A more realistic and monetarily responsible approach is to shoot these bullets at furbearers like coyotes and fox. Pelt damage has been minimal on the coyotes I’ve shot with these bullets. I shot a coyote at 50 yards with a Norma 55-grain Oryx bonded bullet that was still traveling 3,600 fps from the .22-250. The entrance hole was about the size of a quarter, and the exit hole was not much larger than bullet diameter. The Oryx’s core is cut from pure lead wire and inserted into a thick jacket of 95 percent copper and 5 percent zinc, along with flux. The bullet is heated enough to melt the core and the flux bonds the core to the jacket. Final forming completes the somewhat blunt nose of the bullet.
Other bonded bullets have a much sharper tip. The Swift .22-caliber, 75-grain Scirocco II has a secant nose and a plastic tip that produces a bullet with a high ballistic coefficient of .419. A rifling twist of 1 in 8 inches, though, is required to stabilize this long bullet.
The advantage of these bullets is less drift in the wind, not a flatter trajectory. Sierra Bullets’ “Infinity” ballistics program calculations for the trajectory and wind drift of the .223 can be seen in Table 1. A 69-grain bullet trades about 4 inches of additional bullet drop for 9 inches less drift in a 15-mph wind at 500 yards when compared to a 50-grain bullet.
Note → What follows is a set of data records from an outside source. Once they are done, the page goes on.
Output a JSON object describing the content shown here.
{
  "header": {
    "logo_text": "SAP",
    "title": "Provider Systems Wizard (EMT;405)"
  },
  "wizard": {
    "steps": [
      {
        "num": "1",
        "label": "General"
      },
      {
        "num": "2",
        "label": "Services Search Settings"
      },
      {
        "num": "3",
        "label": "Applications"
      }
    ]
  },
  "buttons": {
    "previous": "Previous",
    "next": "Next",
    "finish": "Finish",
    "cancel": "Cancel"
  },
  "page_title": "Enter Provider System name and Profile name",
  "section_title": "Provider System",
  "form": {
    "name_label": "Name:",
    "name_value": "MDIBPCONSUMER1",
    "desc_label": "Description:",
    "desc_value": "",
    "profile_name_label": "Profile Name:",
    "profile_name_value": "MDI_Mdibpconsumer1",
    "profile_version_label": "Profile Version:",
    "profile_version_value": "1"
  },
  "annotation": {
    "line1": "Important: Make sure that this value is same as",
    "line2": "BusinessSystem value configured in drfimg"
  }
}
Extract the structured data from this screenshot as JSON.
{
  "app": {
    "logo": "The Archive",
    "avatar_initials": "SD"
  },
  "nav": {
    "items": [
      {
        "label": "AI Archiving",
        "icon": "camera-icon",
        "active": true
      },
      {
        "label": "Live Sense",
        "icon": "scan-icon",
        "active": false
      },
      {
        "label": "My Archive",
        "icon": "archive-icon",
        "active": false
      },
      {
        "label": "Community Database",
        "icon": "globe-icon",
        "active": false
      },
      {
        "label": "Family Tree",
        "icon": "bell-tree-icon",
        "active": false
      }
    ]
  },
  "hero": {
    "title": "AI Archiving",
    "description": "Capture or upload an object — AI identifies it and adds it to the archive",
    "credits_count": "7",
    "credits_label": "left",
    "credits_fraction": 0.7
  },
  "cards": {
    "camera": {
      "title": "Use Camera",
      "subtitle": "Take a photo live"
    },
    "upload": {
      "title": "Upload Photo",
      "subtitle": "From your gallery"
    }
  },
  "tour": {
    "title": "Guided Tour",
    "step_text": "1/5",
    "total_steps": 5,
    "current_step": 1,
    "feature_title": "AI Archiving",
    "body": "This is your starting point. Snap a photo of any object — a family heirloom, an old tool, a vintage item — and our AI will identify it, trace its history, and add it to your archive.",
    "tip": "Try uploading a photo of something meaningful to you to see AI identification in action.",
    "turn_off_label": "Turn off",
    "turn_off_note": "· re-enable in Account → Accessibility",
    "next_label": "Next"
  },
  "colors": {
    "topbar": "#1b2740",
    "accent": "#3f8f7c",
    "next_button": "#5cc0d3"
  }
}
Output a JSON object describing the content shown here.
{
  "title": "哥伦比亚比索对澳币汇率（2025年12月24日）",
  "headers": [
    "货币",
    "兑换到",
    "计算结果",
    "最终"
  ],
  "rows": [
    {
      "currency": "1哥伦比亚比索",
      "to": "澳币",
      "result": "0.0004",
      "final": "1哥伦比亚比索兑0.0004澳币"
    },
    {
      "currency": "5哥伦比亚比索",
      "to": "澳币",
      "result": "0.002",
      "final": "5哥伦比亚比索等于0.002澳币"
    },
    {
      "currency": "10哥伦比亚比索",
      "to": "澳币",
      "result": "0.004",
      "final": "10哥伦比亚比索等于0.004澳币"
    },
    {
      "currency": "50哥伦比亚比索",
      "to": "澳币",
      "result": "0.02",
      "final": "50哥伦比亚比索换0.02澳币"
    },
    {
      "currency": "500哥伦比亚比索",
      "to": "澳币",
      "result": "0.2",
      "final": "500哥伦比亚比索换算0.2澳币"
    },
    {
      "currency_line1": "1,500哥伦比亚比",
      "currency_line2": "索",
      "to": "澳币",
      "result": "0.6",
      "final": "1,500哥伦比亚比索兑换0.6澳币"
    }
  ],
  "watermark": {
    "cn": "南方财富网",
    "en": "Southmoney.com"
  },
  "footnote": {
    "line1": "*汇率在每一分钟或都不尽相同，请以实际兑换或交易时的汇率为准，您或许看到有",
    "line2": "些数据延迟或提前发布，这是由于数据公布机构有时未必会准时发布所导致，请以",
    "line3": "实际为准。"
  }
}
These heavy bullets also usually expand violently on small game, like ground squirrels and prairie dogs. The only negative with these bullets was that they developed enough additional recoil, compared to lighter bullets, that the sight picture was lost in firing. Last winter I shot a coyote with a Sierra 69-grain Match bullet from a .223, and the coyote dropped dead in its tracks. The bullet penetrated deeply, entering the coyote’s flank and zipping out its chest. The front and backdoor holes were about the size of a dime. I liked that; the coyote did not.
For instance, by simply inserting a polymer tip on a bullet (and adding a slight boat-tail) the Sierra .22-caliber, 40-grain BlitzKing has a BC of .196, compared to the .155 BC for the Sierra 40-grain hollowpoint. At the same initial velocity of 3,700 fps from a .223, the BlitzKing is going 205 fps faster and drops 1.53 inches less at 300 yards than the hollowpoint bullet. At 400 yards the BlitzKing’s velocity advantage is about the same, and its drop is 4.46 inches less.
Plastic-tipped 40-grain bullets, whether BlitzKings, Hornady V-MAXs or Nosler Ballistic Tips, have made the .223 Remington into one of the great long-range prairie dog cartridges. At a maximum velocity of 3,800 fps, one of these 40-grain bullets drops about 2 inches less at 300 yards and 3.5 inches less at 400 yards than a plastic-tipped 50-grain bullet starting out at 3,400 fps. But enough numbers. Load your favorite varmint cartridge with one of these light bullets, sleek and heavy bullets, controlled-expansion bullets or lead-free bullets and get out there and have some fun.